Tax evasion or tax avoidance; which one is your choice?
In Malaysia, it is mandatory for every business, irrespective of its identity, level of influence, or financial stability, to disclose its tax status and pay taxes if necessary. Nonetheless, the topic of taxes is highly unappealing to business owners as the process can be a significant financial burden and very time-consuming
I know, most business owners try to pay as little tax as possible. As a result, various ways of thinking have emerged to reduce taxes or avoid them, while some plan their taxes strategically.
We need to understand the difference between tax evasion and strategic tax avoidance as making the wrong choice can have serious consequences. It is important to ensure that the chosen approach does not violate any established laws and regulations.
In simple terms, tax evasion is a form of tax fraud that occurs when a person or business owner intentionally underreports or fails to disclose their income or information to the tax authorities to reduce the amount of tax they owe.
Tax evasion involves illegal activities such as failing to report income, inflating expenses, or using false documents to manipulate tax returns.

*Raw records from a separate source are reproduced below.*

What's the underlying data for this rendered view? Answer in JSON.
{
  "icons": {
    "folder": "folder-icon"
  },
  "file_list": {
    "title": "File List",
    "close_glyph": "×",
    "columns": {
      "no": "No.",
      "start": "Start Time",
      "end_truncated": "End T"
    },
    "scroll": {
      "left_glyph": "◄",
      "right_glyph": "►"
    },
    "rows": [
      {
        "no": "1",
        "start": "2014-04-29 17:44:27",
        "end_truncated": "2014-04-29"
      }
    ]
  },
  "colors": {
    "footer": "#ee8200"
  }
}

It is important to understand that tax evasion is illegal under the law and is considered a serious offence that can result in fines, penalties, and legal consequences.
Tax avoidance is a proper practice of minimizing the amount of tax by using various strategies that are within the bounds of the tax code. Unlike tax evasion, tax avoidance is considered legal and is not punishable by law. Although this method does not allow you to pay taxes according to your preferences, it can help business owners pay the minimum amount of taxes as much as possible based on the law.
Strategic tax planning is a common example of tax avoidance. A business owner can ensure that their business account is always up-to-date and declared to the Inland Revenue Board (IRB) within the designated time frames while keeping all transaction documents related to the business and filing them appropriately. It is advisable to carefully manage expenses that are not allowed, such as charitable donations, which should only be made to eligible organizations that are permitted by the IRB.
Additionally, businesses can identify and take advantage of tax incentives, such as capital allowances, MSC status, agricultural allowances, industrial building allowances, reinvestment allowances, investment tax allowances, pioneer status, and transfer pricing. It is also important to ensure that tax estimates are accurate to avoid penalties for underpayment of taxes under the Income Tax Act. Companies can review their estimated taxes to be paid in the sixth and/or ninth basic periods by submitting CP204A.
The provided brief explanation can help businesses make informed decisions, but it is always essential to seek precise guidance from the IRB or certified tax professionals. As the line between legal tax avoidance and illegal tax evasion can be ambiguous at times, seeking professional advice can ensure that you do not cross that line.